▶ _Assigned task_: Each line of the records that includes "this" should be found and copied.

======== Listed entries

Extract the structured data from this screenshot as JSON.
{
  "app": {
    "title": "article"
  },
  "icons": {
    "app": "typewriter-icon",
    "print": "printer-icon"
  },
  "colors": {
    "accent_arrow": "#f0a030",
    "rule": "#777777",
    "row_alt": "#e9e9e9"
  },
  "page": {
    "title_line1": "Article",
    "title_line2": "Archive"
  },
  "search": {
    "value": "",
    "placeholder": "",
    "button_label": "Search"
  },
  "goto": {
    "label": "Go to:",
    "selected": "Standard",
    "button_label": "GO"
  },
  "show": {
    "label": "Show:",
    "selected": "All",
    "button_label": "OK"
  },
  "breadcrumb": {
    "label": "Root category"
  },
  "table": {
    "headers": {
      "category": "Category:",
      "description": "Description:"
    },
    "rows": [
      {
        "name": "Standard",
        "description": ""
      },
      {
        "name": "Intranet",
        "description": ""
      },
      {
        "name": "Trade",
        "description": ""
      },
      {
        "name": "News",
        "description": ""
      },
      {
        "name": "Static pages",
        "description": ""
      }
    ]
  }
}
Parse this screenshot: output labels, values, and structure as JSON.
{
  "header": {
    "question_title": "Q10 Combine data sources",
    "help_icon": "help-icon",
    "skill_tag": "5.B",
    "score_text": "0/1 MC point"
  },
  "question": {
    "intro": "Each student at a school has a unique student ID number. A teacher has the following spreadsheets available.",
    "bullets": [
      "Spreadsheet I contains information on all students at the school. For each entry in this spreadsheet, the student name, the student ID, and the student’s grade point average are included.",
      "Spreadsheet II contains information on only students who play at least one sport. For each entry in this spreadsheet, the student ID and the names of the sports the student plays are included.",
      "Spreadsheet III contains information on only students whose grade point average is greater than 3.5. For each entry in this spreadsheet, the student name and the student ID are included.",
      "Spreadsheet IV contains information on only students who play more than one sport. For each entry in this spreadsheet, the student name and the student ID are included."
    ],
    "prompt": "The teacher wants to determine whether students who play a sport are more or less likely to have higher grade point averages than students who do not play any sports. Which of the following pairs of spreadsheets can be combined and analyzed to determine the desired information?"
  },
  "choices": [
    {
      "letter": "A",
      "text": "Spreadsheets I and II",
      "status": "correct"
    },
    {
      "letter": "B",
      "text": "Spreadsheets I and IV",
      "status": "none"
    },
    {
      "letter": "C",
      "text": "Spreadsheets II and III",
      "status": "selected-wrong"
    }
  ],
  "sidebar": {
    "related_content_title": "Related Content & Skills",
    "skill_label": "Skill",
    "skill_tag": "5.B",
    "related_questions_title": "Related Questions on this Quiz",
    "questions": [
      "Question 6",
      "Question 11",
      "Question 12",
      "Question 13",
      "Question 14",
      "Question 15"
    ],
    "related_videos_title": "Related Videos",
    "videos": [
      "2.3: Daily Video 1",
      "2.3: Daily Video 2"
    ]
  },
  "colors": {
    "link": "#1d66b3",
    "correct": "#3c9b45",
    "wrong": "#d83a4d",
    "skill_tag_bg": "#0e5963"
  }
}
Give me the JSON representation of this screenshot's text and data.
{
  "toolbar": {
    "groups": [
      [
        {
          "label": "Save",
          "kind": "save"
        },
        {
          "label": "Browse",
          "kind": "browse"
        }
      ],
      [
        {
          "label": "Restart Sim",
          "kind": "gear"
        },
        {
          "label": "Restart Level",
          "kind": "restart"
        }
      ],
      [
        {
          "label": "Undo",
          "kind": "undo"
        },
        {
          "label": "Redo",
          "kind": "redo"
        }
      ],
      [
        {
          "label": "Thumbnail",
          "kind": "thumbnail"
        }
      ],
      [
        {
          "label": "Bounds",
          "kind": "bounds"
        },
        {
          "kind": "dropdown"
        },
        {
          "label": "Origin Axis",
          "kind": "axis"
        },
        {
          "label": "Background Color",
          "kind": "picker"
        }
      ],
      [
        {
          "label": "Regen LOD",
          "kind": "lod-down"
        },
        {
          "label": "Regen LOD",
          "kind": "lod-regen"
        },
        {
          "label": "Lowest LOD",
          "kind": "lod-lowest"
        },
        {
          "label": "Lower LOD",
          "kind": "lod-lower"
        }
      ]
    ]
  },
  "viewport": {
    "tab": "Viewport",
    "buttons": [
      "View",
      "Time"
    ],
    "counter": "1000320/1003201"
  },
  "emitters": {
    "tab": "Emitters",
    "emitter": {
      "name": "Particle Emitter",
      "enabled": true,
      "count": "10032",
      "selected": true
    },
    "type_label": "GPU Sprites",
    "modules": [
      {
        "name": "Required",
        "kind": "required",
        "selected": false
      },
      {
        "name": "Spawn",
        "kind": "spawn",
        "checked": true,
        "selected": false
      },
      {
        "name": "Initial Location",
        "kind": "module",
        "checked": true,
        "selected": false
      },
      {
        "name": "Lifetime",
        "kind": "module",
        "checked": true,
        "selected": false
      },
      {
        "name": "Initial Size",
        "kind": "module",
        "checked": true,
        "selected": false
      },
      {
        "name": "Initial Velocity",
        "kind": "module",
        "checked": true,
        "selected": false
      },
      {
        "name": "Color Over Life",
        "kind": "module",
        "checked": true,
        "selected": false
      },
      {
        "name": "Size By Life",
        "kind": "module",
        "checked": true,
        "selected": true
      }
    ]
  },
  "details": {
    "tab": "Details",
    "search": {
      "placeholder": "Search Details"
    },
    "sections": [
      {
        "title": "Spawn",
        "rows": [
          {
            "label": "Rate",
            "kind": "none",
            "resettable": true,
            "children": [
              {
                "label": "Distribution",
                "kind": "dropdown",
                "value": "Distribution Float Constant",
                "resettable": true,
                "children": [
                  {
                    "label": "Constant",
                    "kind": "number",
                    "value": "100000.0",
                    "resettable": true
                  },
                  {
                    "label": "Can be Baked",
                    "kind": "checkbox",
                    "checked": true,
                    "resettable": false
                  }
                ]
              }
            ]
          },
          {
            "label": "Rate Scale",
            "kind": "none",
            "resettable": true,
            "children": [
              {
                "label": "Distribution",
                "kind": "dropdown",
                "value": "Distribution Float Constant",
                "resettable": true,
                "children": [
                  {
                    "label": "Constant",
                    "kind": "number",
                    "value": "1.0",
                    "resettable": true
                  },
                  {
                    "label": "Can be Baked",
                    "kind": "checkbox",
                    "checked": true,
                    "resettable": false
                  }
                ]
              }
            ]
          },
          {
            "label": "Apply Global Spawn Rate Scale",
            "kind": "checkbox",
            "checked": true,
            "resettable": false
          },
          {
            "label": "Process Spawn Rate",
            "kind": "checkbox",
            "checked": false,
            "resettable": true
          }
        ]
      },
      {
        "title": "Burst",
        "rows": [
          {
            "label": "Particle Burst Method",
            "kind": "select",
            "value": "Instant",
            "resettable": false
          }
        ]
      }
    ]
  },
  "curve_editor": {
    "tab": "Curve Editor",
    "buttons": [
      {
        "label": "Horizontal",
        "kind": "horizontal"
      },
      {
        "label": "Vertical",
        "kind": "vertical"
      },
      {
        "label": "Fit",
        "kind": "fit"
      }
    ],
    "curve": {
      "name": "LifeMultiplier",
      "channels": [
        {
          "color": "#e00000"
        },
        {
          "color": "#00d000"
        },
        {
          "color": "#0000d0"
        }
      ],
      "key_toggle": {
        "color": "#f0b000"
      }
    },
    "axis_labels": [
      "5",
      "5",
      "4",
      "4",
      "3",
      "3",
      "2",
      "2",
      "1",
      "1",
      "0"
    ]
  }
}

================

▶ _Task result_:
Extract the structured data from this screenshot as JSON.
Parse this screenshot: output labels, values, and structure as JSON.
      "Spreadsheet I contains information on all students at the school. For each entry in this spreadsheet, the student name, the student ID, and the student’s grade point average are included.",
      "Spreadsheet II contains information on only students who play at least one sport. For each entry in this spreadsheet, the student ID and the names of the sports the student plays are included.",
      "Spreadsheet III contains information on only students whose grade point average is greater than 3.5. For each entry in this spreadsheet, the student name and the student ID are included.",
      "Spreadsheet IV contains information on only students who play more than one sport. For each entry in this spreadsheet, the student name and the student ID are included."
    "related_questions_title": "Related Questions on this Quiz",
Give me the JSON representation of this screenshot's text and data.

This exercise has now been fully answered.